___ RECORDS FOR THIS TASK ___

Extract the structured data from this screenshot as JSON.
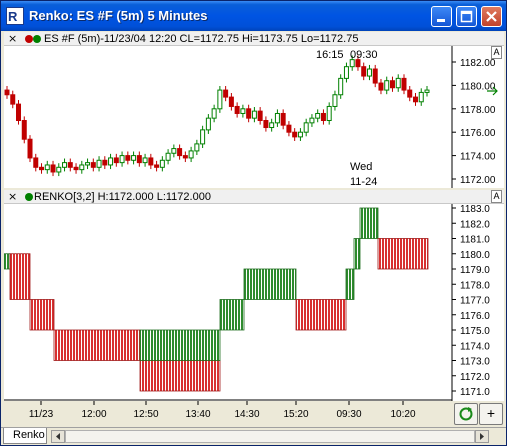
{
  "window": {
    "title": "Renko: ES #F (5m) 5 Minutes",
    "icon": "renko-app-icon",
    "buttons": [
      "minimize-icon",
      "maximize-icon",
      "close-icon"
    ]
  },
  "price_pane": {
    "close_symbol": "×",
    "header_text": "ES #F (5m)-11/23/04 12:20 CL=1172.75 Hi=1173.75 Lo=1172.75",
    "corner_label": "A",
    "session_labels": {
      "time1": "16:15",
      "time2": "09:30",
      "day": "Wed",
      "date": "11-24"
    },
    "y_ticks": [
      "1182.00",
      "1180.00",
      "1178.00",
      "1176.00",
      "1174.00",
      "1172.00"
    ],
    "colors": {
      "up": "#008000",
      "down": "#c00000",
      "axis": "#000000"
    }
  },
  "renko_pane": {
    "header_text": "RENKO[3,2] H:1172.000 L:1172.000",
    "corner_label": "A",
    "y_ticks": [
      "1183.0",
      "1182.0",
      "1181.0",
      "1180.0",
      "1179.0",
      "1178.0",
      "1177.0",
      "1176.0",
      "1175.0",
      "1174.0",
      "1173.0",
      "1172.0",
      "1171.0"
    ],
    "colors": {
      "up_fill": "#2e8b2e",
      "down_fill": "#d83030",
      "stripe": "#ffffff"
    }
  },
  "x_axis": {
    "labels": [
      "11/23",
      "12:00",
      "12:50",
      "13:40",
      "14:30",
      "15:20",
      "09:30",
      "10:20"
    ]
  },
  "bottom_bar": {
    "refresh_icon": "refresh-icon",
    "add_label": "+"
  },
  "tabs": {
    "active": "Renko"
  },
  "chart_data": [
    {
      "type": "candlestick",
      "title": "ES #F (5m)",
      "ylim": [
        1171,
        1183
      ],
      "candles_close_path": [
        1179.2,
        1178.4,
        1177.0,
        1175.4,
        1173.8,
        1173.0,
        1172.8,
        1173.2,
        1172.6,
        1173.0,
        1173.4,
        1173.0,
        1172.8,
        1173.2,
        1173.4,
        1173.0,
        1173.6,
        1173.2,
        1173.8,
        1173.4,
        1174.0,
        1173.6,
        1174.0,
        1173.4,
        1173.8,
        1173.2,
        1173.0,
        1173.6,
        1174.2,
        1174.6,
        1174.0,
        1173.8,
        1174.4,
        1175.0,
        1176.2,
        1177.2,
        1178.0,
        1179.6,
        1179.0,
        1178.2,
        1177.6,
        1178.0,
        1177.2,
        1177.8,
        1177.0,
        1176.4,
        1176.8,
        1177.6,
        1176.6,
        1176.0,
        1175.6,
        1176.0,
        1176.8,
        1177.2,
        1177.6,
        1177.0,
        1178.2,
        1179.2,
        1180.6,
        1181.6,
        1182.2,
        1181.6,
        1180.8,
        1181.4,
        1180.2,
        1179.6,
        1180.4,
        1179.8,
        1180.6,
        1179.6,
        1179.0,
        1178.6,
        1179.4,
        1179.6
      ]
    },
    {
      "type": "renko",
      "title": "RENKO[3,2]",
      "ylim": [
        1170.5,
        1183.5
      ],
      "bricks": [
        {
          "dir": "up",
          "low": 1179,
          "high": 1180
        },
        {
          "dir": "down",
          "low": 1177,
          "high": 1180
        },
        {
          "dir": "down",
          "low": 1175,
          "high": 1177
        },
        {
          "dir": "down",
          "low": 1173,
          "high": 1175
        },
        {
          "dir": "down",
          "low": 1171,
          "high": 1173
        },
        {
          "dir": "up",
          "low": 1173,
          "high": 1175
        },
        {
          "dir": "up",
          "low": 1175,
          "high": 1177
        },
        {
          "dir": "up",
          "low": 1177,
          "high": 1179
        },
        {
          "dir": "down",
          "low": 1175,
          "high": 1177
        },
        {
          "dir": "up",
          "low": 1177,
          "high": 1179
        },
        {
          "dir": "up",
          "low": 1179,
          "high": 1181
        },
        {
          "dir": "up",
          "low": 1181,
          "high": 1183
        },
        {
          "dir": "down",
          "low": 1179,
          "high": 1181
        }
      ]
    }
  ]
}
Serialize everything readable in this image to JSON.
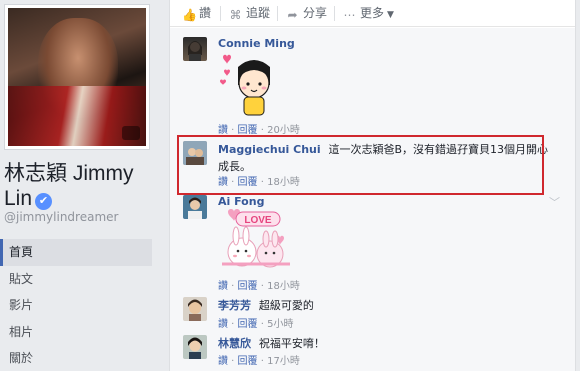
{
  "profile": {
    "name": "林志穎 Jimmy Lin",
    "handle": "@jimmylindreamer",
    "verified_icon": "verified-badge-icon"
  },
  "nav": {
    "items": [
      {
        "label": "首頁",
        "active": true
      },
      {
        "label": "貼文",
        "active": false
      },
      {
        "label": "影片",
        "active": false
      },
      {
        "label": "相片",
        "active": false
      },
      {
        "label": "關於",
        "active": false
      }
    ]
  },
  "actions": {
    "like": "讚",
    "follow": "追蹤",
    "share": "分享",
    "more": "更多"
  },
  "comments": [
    {
      "name": "Connie Ming",
      "text": "",
      "has_sticker": true,
      "sticker": "girl-hearts-sticker",
      "like": "讚",
      "reply": "回覆",
      "time": "20小時"
    },
    {
      "name": "Maggiechui Chui",
      "text": "這一次志穎爸B，沒有錯過孖寶貝13個月開心成長。",
      "has_sticker": false,
      "like": "讚",
      "reply": "回覆",
      "time": "18小時"
    },
    {
      "name": "Ai Fong",
      "text": "",
      "has_sticker": true,
      "sticker": "bunnies-love-sticker",
      "sticker_text": "LOVE",
      "like": "讚",
      "reply": "回覆",
      "time": "18小時"
    },
    {
      "name": "李芳芳",
      "text": "超級可愛的",
      "has_sticker": false,
      "like": "讚",
      "reply": "回覆",
      "time": "5小時"
    },
    {
      "name": "林慧欣",
      "text": "祝福平安唷！",
      "has_sticker": false,
      "like": "讚",
      "reply": "回覆",
      "time": "17小時"
    }
  ],
  "colors": {
    "link": "#365899",
    "highlight": "#d0282e",
    "background": "#e9ebee"
  }
}
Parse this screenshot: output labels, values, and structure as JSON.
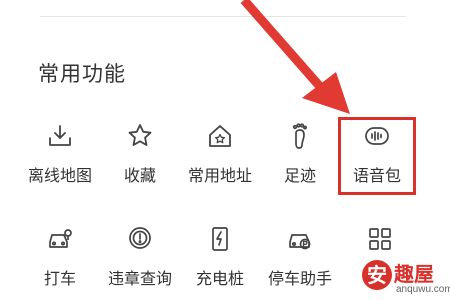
{
  "section": {
    "title": "常用功能"
  },
  "tools_row1": [
    {
      "label": "离线地图",
      "icon": "download-tray-icon"
    },
    {
      "label": "收藏",
      "icon": "star-icon"
    },
    {
      "label": "常用地址",
      "icon": "home-star-icon"
    },
    {
      "label": "足迹",
      "icon": "footprint-icon"
    },
    {
      "label": "语音包",
      "icon": "voice-wave-icon"
    }
  ],
  "tools_row2": [
    {
      "label": "打车",
      "icon": "taxi-icon"
    },
    {
      "label": "违章查询",
      "icon": "violation-search-icon"
    },
    {
      "label": "充电桩",
      "icon": "charging-pile-icon"
    },
    {
      "label": "停车助手",
      "icon": "parking-car-icon"
    },
    {
      "label": "",
      "icon": "grid-more-icon"
    }
  ],
  "annotation": {
    "highlighted_item": "语音包",
    "color": "#d8312c"
  },
  "watermark": {
    "glyph": "安",
    "name": "趣屋",
    "url": "anquwu.com"
  }
}
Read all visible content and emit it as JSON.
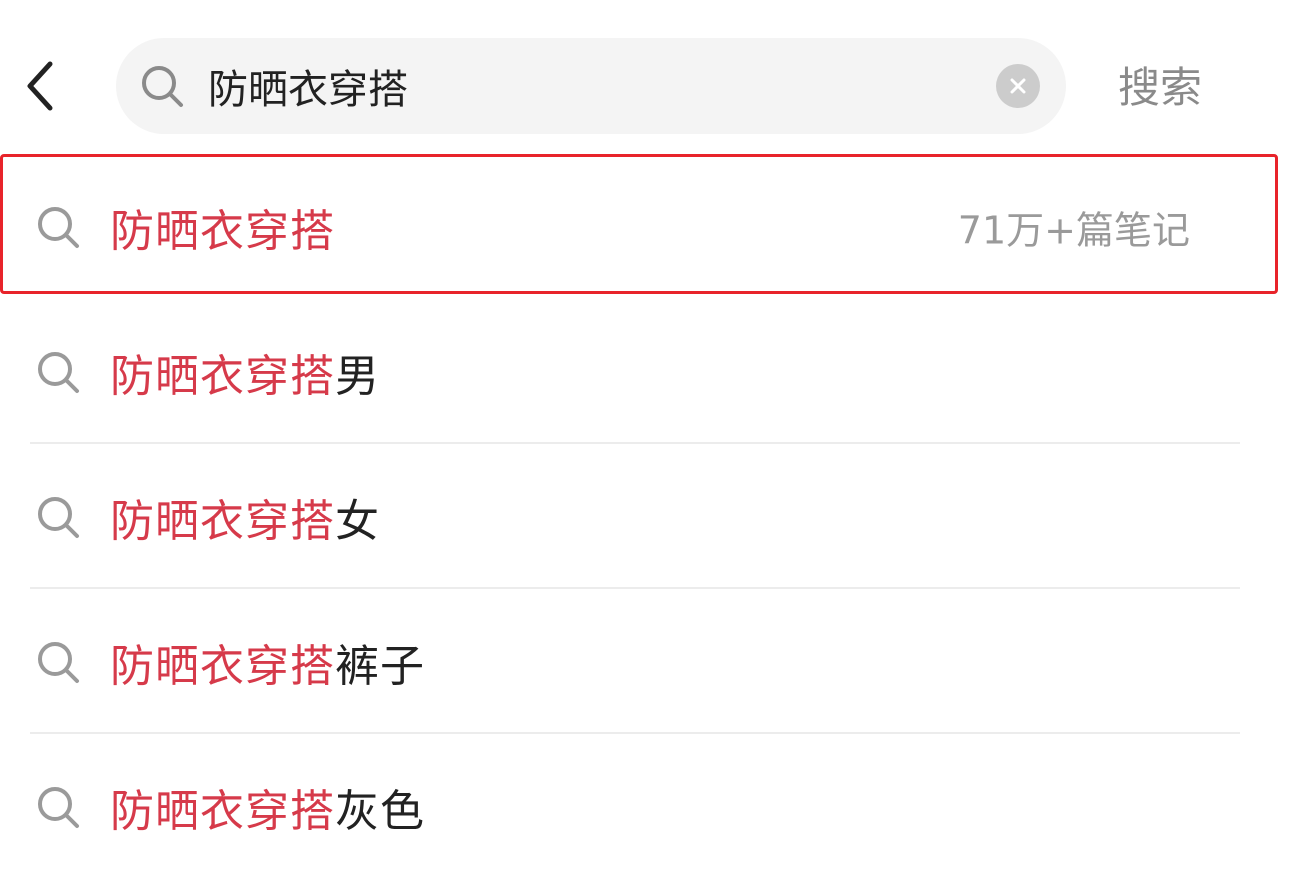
{
  "colors": {
    "highlight_text": "#d63a4a",
    "normal_text": "#222222",
    "muted_text": "#8a8a8a",
    "annotation_box": "#e8232a",
    "search_bg": "#f4f4f4"
  },
  "header": {
    "back_icon": "chevron-left-icon",
    "search_icon": "search-icon",
    "query_value": "防晒衣穿搭",
    "clear_icon": "close-icon",
    "search_button_label": "搜索"
  },
  "suggestions": [
    {
      "highlight": "防晒衣穿搭",
      "rest": "",
      "count": "71万+篇笔记",
      "selected": true
    },
    {
      "highlight": "防晒衣穿搭",
      "rest": "男",
      "count": ""
    },
    {
      "highlight": "防晒衣穿搭",
      "rest": "女",
      "count": ""
    },
    {
      "highlight": "防晒衣穿搭",
      "rest": "裤子",
      "count": ""
    },
    {
      "highlight": "防晒衣穿搭",
      "rest": "灰色",
      "count": ""
    }
  ]
}
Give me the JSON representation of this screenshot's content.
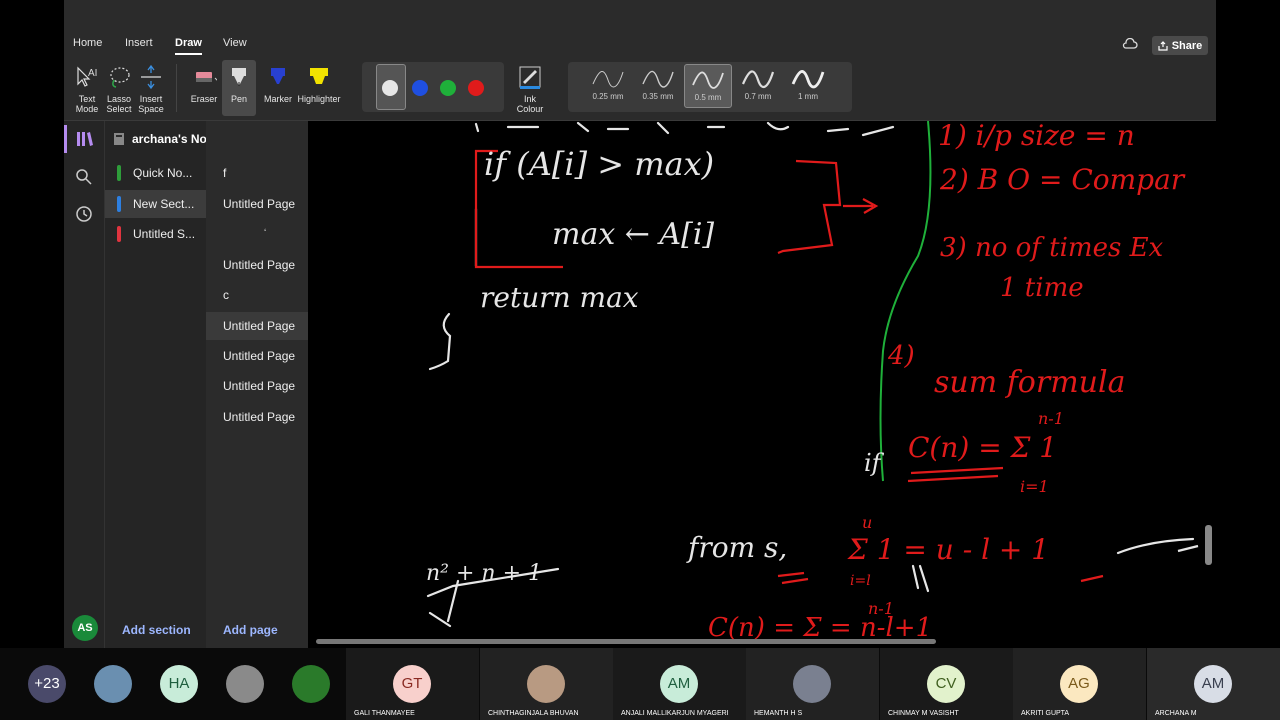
{
  "menu": {
    "tabs": [
      "Home",
      "Insert",
      "Draw",
      "View"
    ],
    "active": "Draw",
    "share_label": "Share"
  },
  "ribbon": {
    "tools": [
      {
        "line1": "Text",
        "line2": "Mode"
      },
      {
        "line1": "Lasso",
        "line2": "Select"
      },
      {
        "line1": "Insert",
        "line2": "Space"
      }
    ],
    "eraser": "Eraser",
    "pen": "Pen",
    "marker": "Marker",
    "highlighter": "Highlighter",
    "colors": [
      "#e6e6e6",
      "#1f4fe0",
      "#1fb03a",
      "#e01b1b"
    ],
    "ink_colour": {
      "line1": "Ink",
      "line2": "Colour"
    },
    "thickness": [
      "0.25 mm",
      "0.35 mm",
      "0.5 mm",
      "0.7 mm",
      "1 mm"
    ],
    "selected_thickness": "0.5 mm"
  },
  "notebook": {
    "title": "archana's Notebo..."
  },
  "sections": [
    {
      "label": "Quick No...",
      "color": "#2e9d3a"
    },
    {
      "label": "New Sect...",
      "color": "#2d7fe0"
    },
    {
      "label": "Untitled S...",
      "color": "#e0343f"
    }
  ],
  "pages": [
    "f",
    "Untitled Page",
    "",
    "Untitled Page",
    "c",
    "Untitled Page",
    "Untitled Page",
    "Untitled Page",
    "Untitled Page"
  ],
  "add_section": "Add section",
  "add_page": "Add page",
  "user_initials": "AS",
  "ink_text": {
    "w1": "if (A[i] > max)",
    "w2": "max ← A[i]",
    "w3": "return max",
    "w4": "n² + n + 1",
    "w5": "from s,",
    "r1": "1) i/p size = n",
    "r2": "2) B O = Compar",
    "r3": "3) no of times Ex",
    "r4": "1 time",
    "r5": "4)",
    "r6": "sum formula",
    "r7": "C(n) = Σ 1",
    "r8": "Σ 1 = u - l + 1",
    "r9": "n-1",
    "r10": "i=1",
    "r11": "u",
    "r12": "i=l",
    "r13": "C(n) = Σ = n-l+1",
    "r14": "n-1",
    "r15": "if"
  },
  "participants": [
    {
      "initials": "+23",
      "name": "",
      "bg": "#4a4a6a",
      "fg": "#ffffff"
    },
    {
      "initials": "",
      "name": "",
      "bg": "#6a8fb0",
      "fg": "#ffffff"
    },
    {
      "initials": "HA",
      "name": "",
      "bg": "#c8ecd9",
      "fg": "#1f5f3f"
    },
    {
      "initials": "",
      "name": "",
      "bg": "#8a8a8a",
      "fg": "#ffffff"
    },
    {
      "initials": "",
      "name": "",
      "bg": "#2a7a2a",
      "fg": "#ffffff"
    },
    {
      "initials": "GT",
      "name": "GALI THANMAYEE",
      "bg": "#f8d0cc",
      "fg": "#8a2a22"
    },
    {
      "initials": "",
      "name": "CHINTHAGINJALA BHUVAN",
      "bg": "#b89a82",
      "fg": "#ffffff"
    },
    {
      "initials": "AM",
      "name": "ANJALI MALLIKARJUN MYAGERI",
      "bg": "#c8ecd9",
      "fg": "#1f5f3f"
    },
    {
      "initials": "",
      "name": "HEMANTH H S",
      "bg": "#7a8090",
      "fg": "#ffffff"
    },
    {
      "initials": "CV",
      "name": "CHINMAY M VASISHT",
      "bg": "#e2f2cc",
      "fg": "#3f5f1f"
    },
    {
      "initials": "AG",
      "name": "AKRITI GUPTA",
      "bg": "#fbe8c0",
      "fg": "#7a5a1a"
    },
    {
      "initials": "AM",
      "name": "ARCHANA M",
      "bg": "#d8dde6",
      "fg": "#3a4050"
    }
  ]
}
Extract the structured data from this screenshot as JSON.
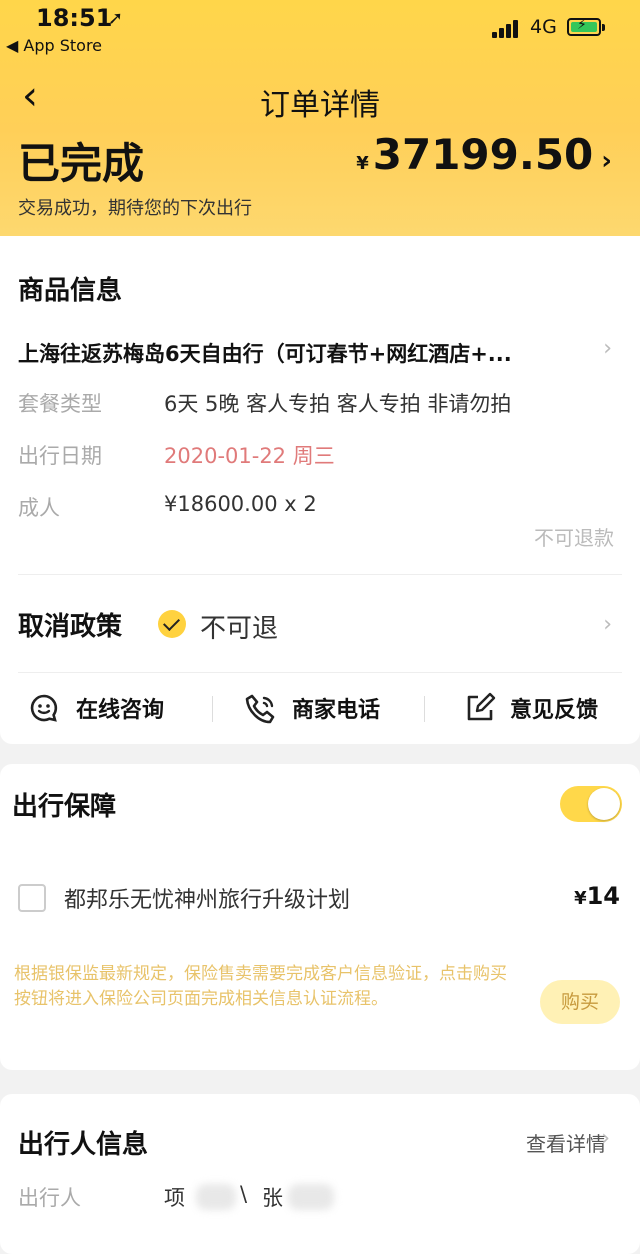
{
  "status_bar": {
    "time": "18:51",
    "back_app": "◀ App Store",
    "network": "4G"
  },
  "nav": {
    "back_icon": "chevron-left-icon",
    "title": "订单详情"
  },
  "order": {
    "status": "已完成",
    "currency": "¥",
    "amount": "37199.50",
    "subtitle": "交易成功，期待您的下次出行"
  },
  "product": {
    "section_title": "商品信息",
    "name": "上海往返苏梅岛6天自由行（可订春节+网红酒店+...",
    "rows": [
      {
        "label": "套餐类型",
        "value": "6天 5晚 客人专拍 客人专拍 非请勿拍"
      },
      {
        "label": "出行日期",
        "value": "2020-01-22 周三"
      },
      {
        "label": "成人",
        "value": "¥18600.00 x 2"
      }
    ],
    "refund_note": "不可退款"
  },
  "cancel_policy": {
    "title": "取消政策",
    "value": "不可退"
  },
  "actions": [
    {
      "label": "在线咨询",
      "icon": "chat-icon"
    },
    {
      "label": "商家电话",
      "icon": "phone-icon"
    },
    {
      "label": "意见反馈",
      "icon": "edit-icon"
    }
  ],
  "insurance": {
    "title": "出行保障",
    "toggle_on": true,
    "plan_name": "都邦乐无忧神州旅行升级计划",
    "plan_currency": "¥",
    "plan_price": "14",
    "notice": "根据银保监最新规定，保险售卖需要完成客户信息验证，点击购买按钮将进入保险公司页面完成相关信息认证流程。",
    "buy_label": "购买"
  },
  "traveler": {
    "title": "出行人信息",
    "detail_link": "查看详情",
    "label": "出行人",
    "names": [
      "项",
      "\\",
      "张"
    ]
  },
  "colors": {
    "accent": "#ffd23f",
    "header_bg": "#ffd64a",
    "date_red": "#e07a7a"
  }
}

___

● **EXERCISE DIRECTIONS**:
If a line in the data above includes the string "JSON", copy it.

● **REPLY**:
Extract the structured data from this screenshot as JSON.
Serialize everything readable in this image to JSON.
Parse this screenshot: output labels, values, and structure as JSON.
Read all visible content and emit it as JSON.
Give me the JSON representation of this screenshot's content.
Extract the structured data from this screenshot as JSON.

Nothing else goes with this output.